By now you recognize that this year Christmas Day and New Year’s Day fall smack dab in the middle of a week. There’s a weekend sandwiched in between, and it yearns for your attention.

Sure, you could use this weekend to go skiing or hiking or even devote an entire day to returning well intended holiday gifts. Do what you will, but may I suggest you also consider devoting the weekend in between and the days that follow to perfect your listening skills.

I was prompted to consider the importance of this when our 7-year-old grandson passionately reported to me what frustrated him most in life was “when I start to talk, nobody seems to listen they look away.”

Now, granted, this boy talks a lot, but he has a lot to say, and he’s only going to be 7 for another year. I, for one, want to hear all about it.

During the holidays, families spend time with one another in ways that never occur throughout the rest of the year. Entire days filled with talking and reminiscing. Stories are told, and with the balm of the years, previously unknown facts surface. Family discussions during holiday get-togethers have helped me come to know that our cat definitely ate the pet gerbils (they were not “donated” as one teen suggested at the time), and the huge, never-explained gouge in a bedroom wall really was an accident, but a playful moment, not a mean-spirited one.

In every family, we need full-of-listening-and-laughter exchanges. We need more moments where family history is revisited, perhaps even rethought, and communication between family members is rich, full and spirited. And at these times, the best family discussions include the oldest-old, for they are often the ones who have the most poignant revelations.

Through listening, I learned from my 90-year-old mother that she had a brief flirtation on a train when she was young, and the moment stayed in her heart forever and comforted her on her deathbed.

I listened well one special afternoon, and I learned that my father-in-law’s pride in his ability to quit smoking rivaled any other accomplishment in his life.

Those listening moments were unparalleled in their fragile specialness for me. I want more of those moments. “Active” listening means focusing on the person who’s speaking, embracing them with all your attention, listening with your eyes and your ears. Dean Rusk, former U.S. statesman, was reportedly a very good listener who felt, “One of the best ways to persuade other people is with your ears.”

Dr. Carl Rogers, the well regarded psychoanalyst, and some might say the ultimate listening expert, believed effective listening involved reflecting back what is said and mirroring feelings. Some people say good listening hinges on what you choose not to say.

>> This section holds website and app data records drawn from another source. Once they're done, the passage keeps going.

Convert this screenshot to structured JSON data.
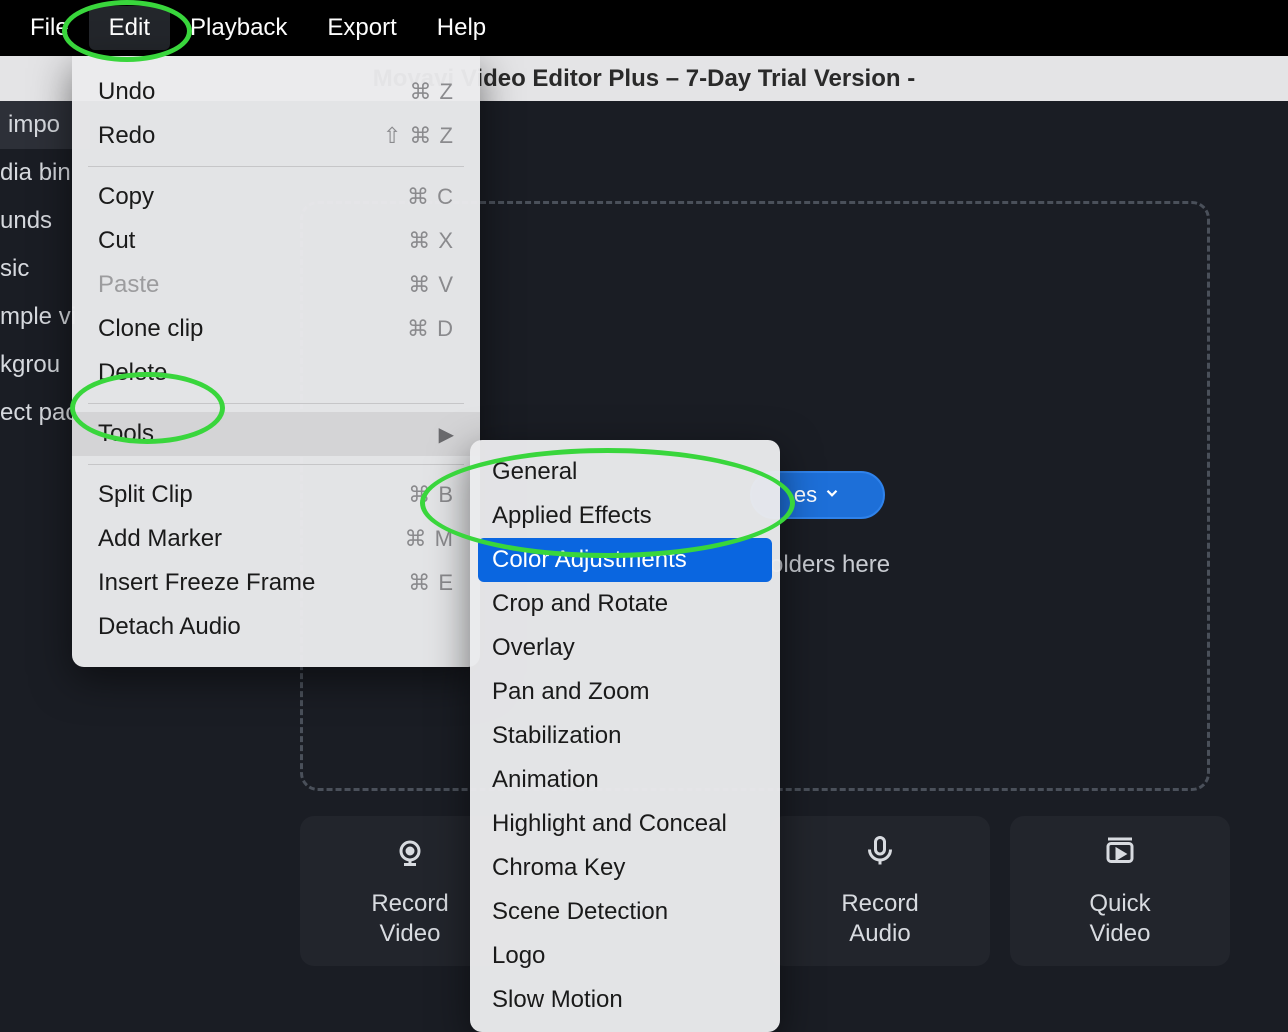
{
  "menubar": {
    "items": [
      "File",
      "Edit",
      "Playback",
      "Export",
      "Help"
    ],
    "open_index": 1
  },
  "titlebar": "Movavi Video Editor Plus – 7-Day Trial Version -",
  "sidebar": {
    "items": [
      "impo",
      "dia bin",
      "unds",
      "sic",
      "mple vi",
      "kgrou",
      "ect pac"
    ],
    "active_index": 0
  },
  "add_button": {
    "label": "es"
  },
  "drop_text": "olders here",
  "tools": [
    {
      "name": "record-video",
      "label": "Record\nVideo",
      "icon": "camera"
    },
    {
      "name": "record-audio",
      "label": "Record\nAudio",
      "icon": "mic"
    },
    {
      "name": "quick-video",
      "label": "Quick\nVideo",
      "icon": "quick"
    }
  ],
  "edit_menu": {
    "groups": [
      [
        {
          "label": "Undo",
          "shortcut": "⌘ Z"
        },
        {
          "label": "Redo",
          "shortcut": "⇧ ⌘ Z"
        }
      ],
      [
        {
          "label": "Copy",
          "shortcut": "⌘ C"
        },
        {
          "label": "Cut",
          "shortcut": "⌘ X"
        },
        {
          "label": "Paste",
          "shortcut": "⌘ V",
          "disabled": true
        },
        {
          "label": "Clone clip",
          "shortcut": "⌘ D"
        },
        {
          "label": "Delete",
          "shortcut": ""
        }
      ],
      [
        {
          "label": "Tools",
          "shortcut": "",
          "submenu": true,
          "hover": true
        }
      ],
      [
        {
          "label": "Split Clip",
          "shortcut": "⌘ B"
        },
        {
          "label": "Add Marker",
          "shortcut": "⌘ M"
        },
        {
          "label": "Insert Freeze Frame",
          "shortcut": "⌘ E"
        },
        {
          "label": "Detach Audio",
          "shortcut": ""
        }
      ]
    ]
  },
  "tools_submenu": {
    "items": [
      "General",
      "Applied Effects",
      "Color Adjustments",
      "Crop and Rotate",
      "Overlay",
      "Pan and Zoom",
      "Stabilization",
      "Animation",
      "Highlight and Conceal",
      "Chroma Key",
      "Scene Detection",
      "Logo",
      "Slow Motion"
    ],
    "selected_index": 2
  }
}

I once observed a small child sitting on the lap of his wheelchair-using grandmother. He was talking to her about his day and speaking directly into her hearing-aided ear. She was intently absorbing his every word. When she finally responded, affirming his words and asking him questions, he gently stroked her cheek. It was a gift exchange.

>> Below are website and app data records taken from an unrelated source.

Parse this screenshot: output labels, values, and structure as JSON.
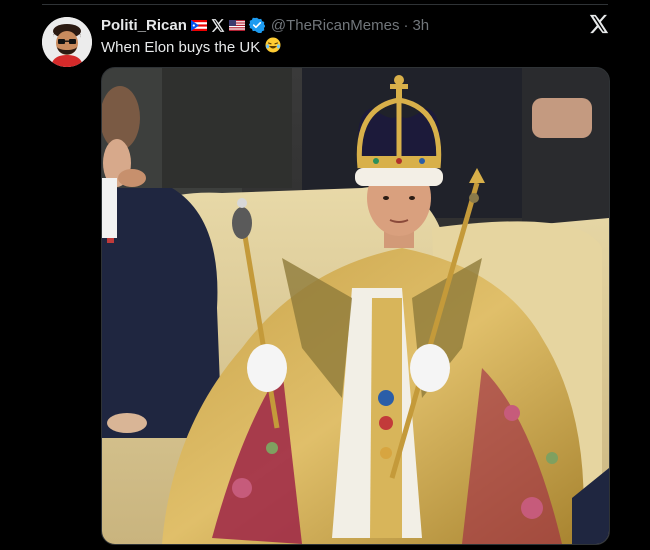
{
  "tweet": {
    "display_name": "Politi_Rican",
    "handle": "@TheRicanMemes",
    "separator": "·",
    "timestamp": "3h",
    "text": "When Elon buys the UK",
    "emoji_icon": "laughing-face-emoji",
    "name_badges": [
      "puerto-rico-flag-icon",
      "x-logo-icon",
      "us-flag-icon",
      "verified-badge-icon"
    ]
  },
  "media": {
    "description_icon": "coronation-photo"
  },
  "colors": {
    "background": "#000000",
    "text_primary": "#e7e9ea",
    "text_secondary": "#71767b",
    "verified_blue": "#1d9bf0",
    "divider": "#2f3336"
  }
}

Sharon Johnson is a retired health educator Reach her at sharon@rbtrv.org.